*** DATA UNDER STUDY ***
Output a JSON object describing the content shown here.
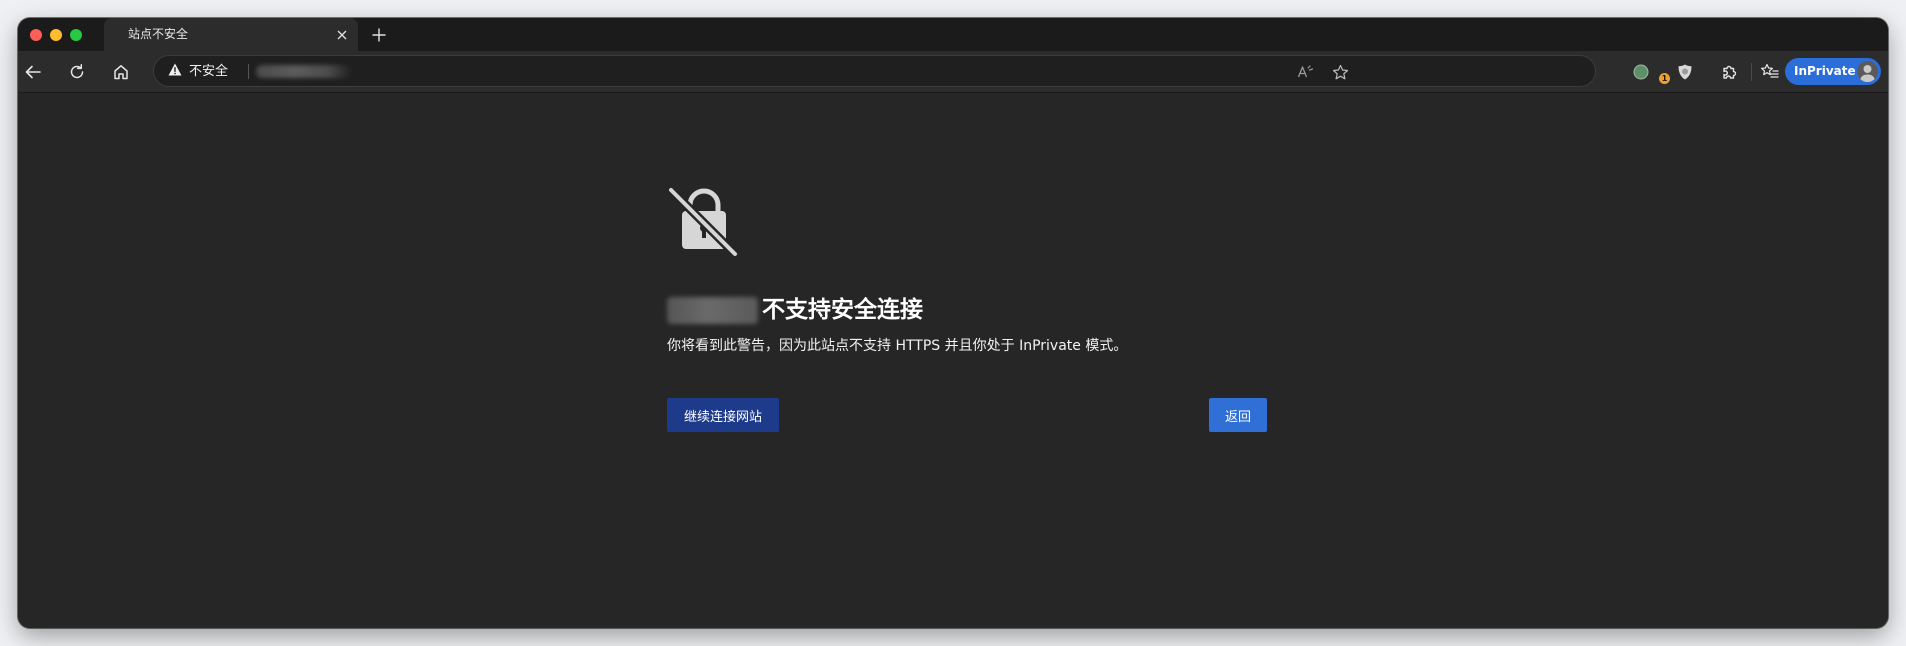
{
  "tab": {
    "title": "站点不安全"
  },
  "omnibox": {
    "security_label": "不安全"
  },
  "toolbar": {
    "extension_badge_count": "1",
    "inprivate_label": "InPrivate"
  },
  "page": {
    "heading_suffix": "不支持安全连接",
    "description": "你将看到此警告，因为此站点不支持 HTTPS 并且你处于 InPrivate 模式。",
    "continue_button": "继续连接网站",
    "back_button": "返回"
  }
}
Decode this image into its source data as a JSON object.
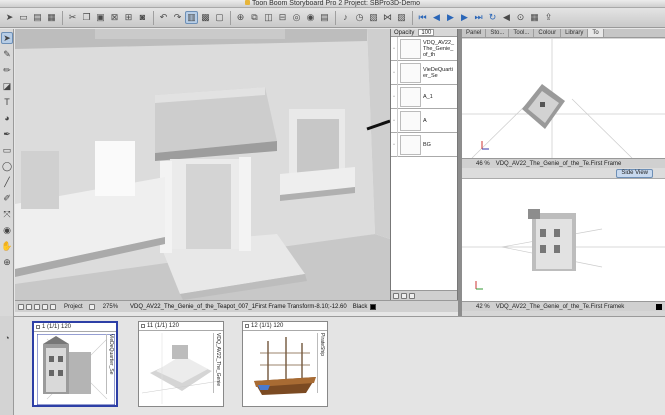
{
  "window": {
    "title": "Toon Boom Storyboard Pro 2 Project: SBPro3D-Demo"
  },
  "layers": {
    "opacity_label": "Opacity",
    "opacity_value": "100",
    "items": [
      {
        "name": "VDQ_AV22_The_Genie_of_th"
      },
      {
        "name": "VieDeQuartier_Se"
      },
      {
        "name": "A_1"
      },
      {
        "name": "A"
      },
      {
        "name": "BG"
      }
    ]
  },
  "stage_footer": {
    "mode": "Project",
    "zoom": "275%",
    "info": "VDQ_AV22_The_Genie_of_the_Teapot_007_1First Frame Transform-8.10;-12.60",
    "color_name": "Black"
  },
  "right_tabs": [
    {
      "label": "Panel"
    },
    {
      "label": "Sto..."
    },
    {
      "label": "Tool..."
    },
    {
      "label": "Colour"
    },
    {
      "label": "Library"
    },
    {
      "label": "To"
    }
  ],
  "top_view": {
    "zoom": "46 %",
    "info": "VDQ_AV22_The_Genie_of_the_Te.First Frame"
  },
  "side_view": {
    "button_label": "Side View",
    "zoom": "42 %",
    "info": "VDQ_AV22_The_Genie_of_the_Te.First Framek"
  },
  "thumbnails": [
    {
      "label": "1 (1/1) 120",
      "side_label": "VieDeQuartier_Se",
      "selected": true
    },
    {
      "label": "11 (1/1) 120",
      "side_label": "VDQ_AV22_The_Genie",
      "selected": false
    },
    {
      "label": "12 (1/1) 120",
      "side_label": "PirateShip",
      "selected": false
    }
  ],
  "colors": {
    "selection_blue": "#2d3fa6",
    "tool_highlight": "#b7cde6",
    "side_view_button": "#c8d9ee"
  }
}
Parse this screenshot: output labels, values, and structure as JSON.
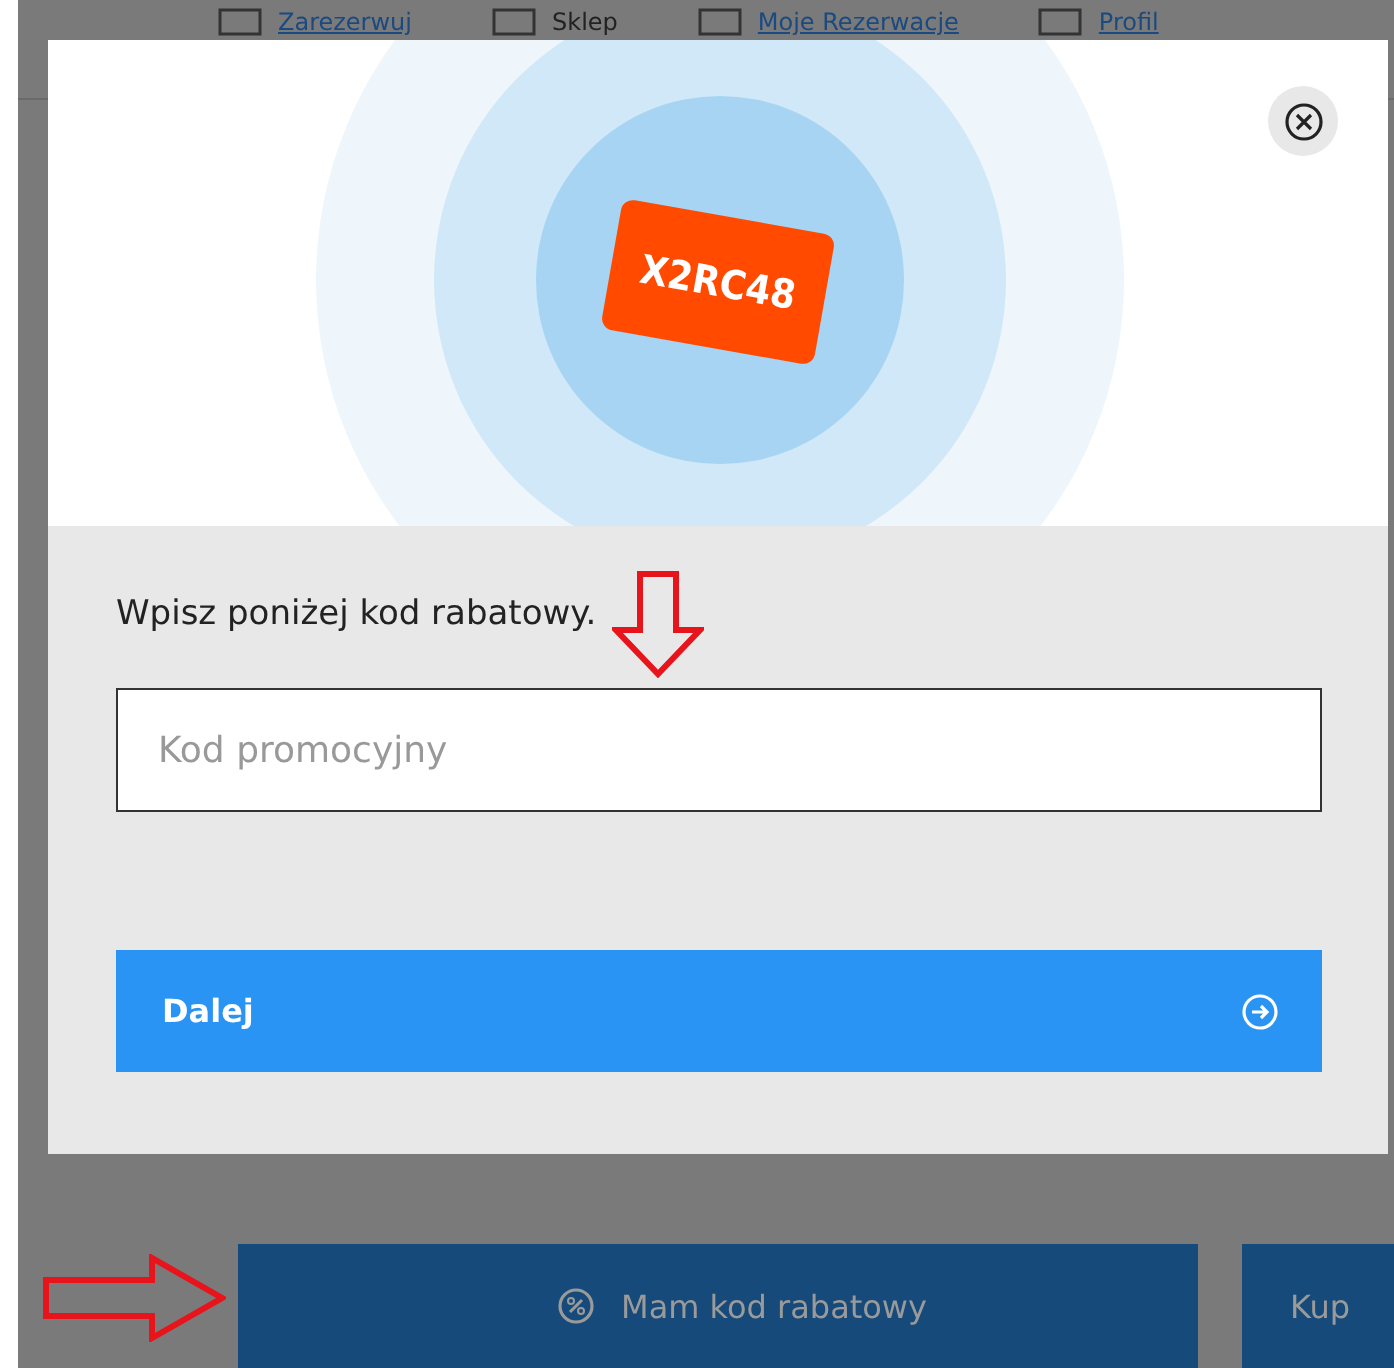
{
  "nav": [
    {
      "label": "Zarezerwuj",
      "kind": "link"
    },
    {
      "label": "Sklep",
      "kind": "plain"
    },
    {
      "label": "Moje Rezerwacje",
      "kind": "link"
    },
    {
      "label": "Profil",
      "kind": "link"
    }
  ],
  "modal": {
    "coupon_code": "X2RC48",
    "prompt": "Wpisz poniżej kod rabatowy.",
    "code_field": {
      "placeholder": "Kod promocyjny"
    },
    "submit": "Dalej"
  },
  "footer_buttons": [
    {
      "label": "Mam kod rabatowy",
      "kind": "discount"
    },
    {
      "label": "Kup",
      "kind": "buy"
    }
  ]
}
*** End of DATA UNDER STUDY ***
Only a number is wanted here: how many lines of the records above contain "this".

• [RESULT OF THE EXERCISE]:
2